Farmers across the UK will be given a greater say in future UK trade deals as the Trade and Agriculture Commission (TAC) has been placed on a full statutory footing, in a move welcomed by Maria Caulfield MP.
The Commission was initially launched for a six-month period in July to bring together voices from across the sector and report back to inform top-level trade policy and negotiations.
Since then it has heard from dozens of experts on farming, animal welfare, the environment and trade, called for evidence from hundreds of key voices across the industry, as well as engaging local farmers, producers, businesses and MPs across the UK through a series of virtual regional roadshows.
Now, as Britain prepares to put into statute the trade deal struck with Japan and moves closer to becoming a fully-fledged trading nation, the Government has decided to extend the Commission past its previous fixed term and give it a more active role through a new legislative underpinning, to be reviewed every three years.
It will produce a report on the impact on animal welfare and agriculture of each free trade deal the government signs after the end of the EU transition period on January 1. This report will be laid in Parliament before the start of the 21-day scrutiny period under the terms of the Constitutional Reform and Governance Act.
The move – part of the government’s ambition to place farmers at the heart of its trade policy – will allow Parliamentarians access to independent and expert advice when reviewing the impact of each trade deal on farming.
The commission will continue to report to Truss and will continue with the report it is currently producing, which will advise on:
• Trade policies the Government should adopt to secure opportunities for UK farmers, to ensure that animal welfare, food production and environmental standards are not undermined and to identify new export opportunities.
• Advancing and protecting British consumer interests and those of developing countries.
• How the UK engages the WTO to build a coalition that helps advance higher animal welfare standards across the world.
• Developing trade policy that identifies and opens up new export opportunities for the UK agricultural industry – in particular for SMEs – and that benefits the UK economy as a whole.
Maria Caulfield MP said “This is great news for local farmers in the Lewes constituency. The experts from the farming industry will now have a much greater input into future UK trade deals. This is a clear commitment to the farming community, animal welfare and our promise to not reduce food standards in the UK in any future trade deals with countries like the United States.”
International Trade Secretary Liz Truss said “As trade secretary, I want deals that deliver for British farmers and help them sell more brilliant produce around the world. I will never sign up to anything that threatens their ability to compete, or that undermines their high standards.”
“Our trade policy is deeply rooted in British values – democracy, the rule of law, human rights and a fierce commitment to high food and farming standards. Any deal that does not abide by those values or deliver for vital industries like agriculture will remain firmly on the shelf.”
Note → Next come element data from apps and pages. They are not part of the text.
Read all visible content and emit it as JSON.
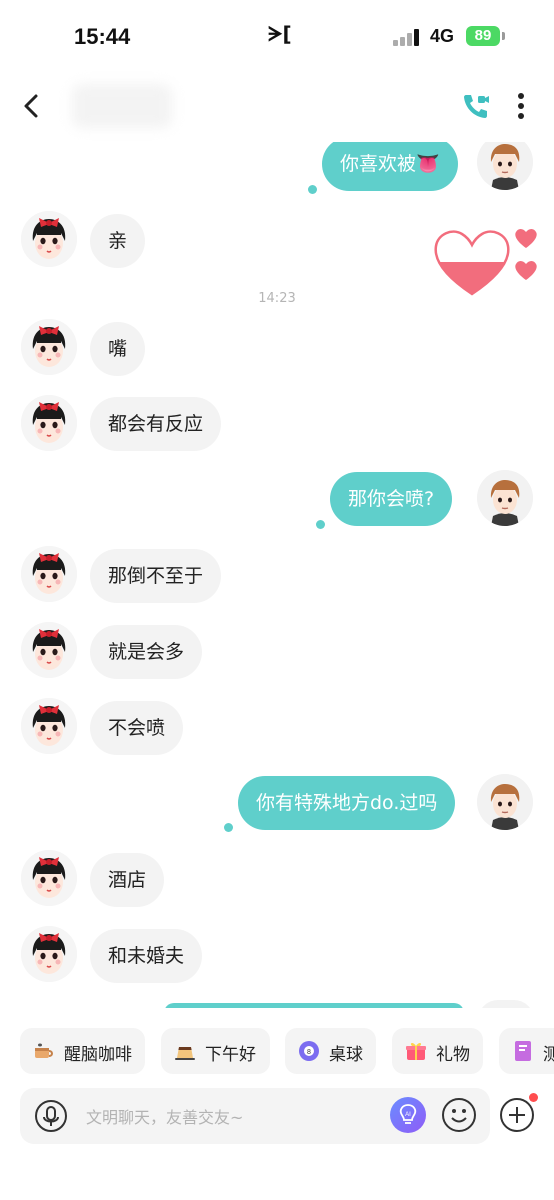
{
  "status_bar": {
    "time": "15:44",
    "middle_glyph": "ᗒ[",
    "network": "4G",
    "battery": "89"
  },
  "nav": {
    "back_icon": "chevron-left-icon",
    "call_icon": "video-call-icon",
    "more_icon": "more-vertical-icon"
  },
  "messages": [
    {
      "side": "right",
      "text": "你喜欢被👅"
    },
    {
      "side": "left",
      "text": "亲"
    },
    {
      "side": "left",
      "text": "嘴"
    },
    {
      "side": "left",
      "text": "都会有反应"
    },
    {
      "side": "right",
      "text": "那你会喷?"
    },
    {
      "side": "left",
      "text": "那倒不至于"
    },
    {
      "side": "left",
      "text": "就是会多"
    },
    {
      "side": "left",
      "text": "不会喷"
    },
    {
      "side": "right",
      "text": "你有特殊地方do.过吗"
    },
    {
      "side": "left",
      "text": "酒店"
    },
    {
      "side": "left",
      "text": "和未婚夫"
    }
  ],
  "timestamp": "14:23",
  "quick_bar": [
    {
      "label": "醒脑咖啡",
      "icon": "coffee-icon"
    },
    {
      "label": "下午好",
      "icon": "pudding-icon"
    },
    {
      "label": "桌球",
      "icon": "billiard-ball-icon"
    },
    {
      "label": "礼物",
      "icon": "gift-icon"
    },
    {
      "label": "测",
      "icon": "book-icon"
    }
  ],
  "input": {
    "placeholder": "文明聊天，友善交友~"
  },
  "colors": {
    "accent": "#5fcfcb",
    "bubble_left": "#f3f3f3",
    "heart": "#f26d7d"
  }
}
“The Trade and Agriculture Commission is an important part of our vision for a values-led and value-generating trade policy. It is about putting British farming at the heart of our trade agenda, and ensuring the interests of farmers and consumers are promoted and advanced as we move closer to becoming an independent trading nation on January 1st.”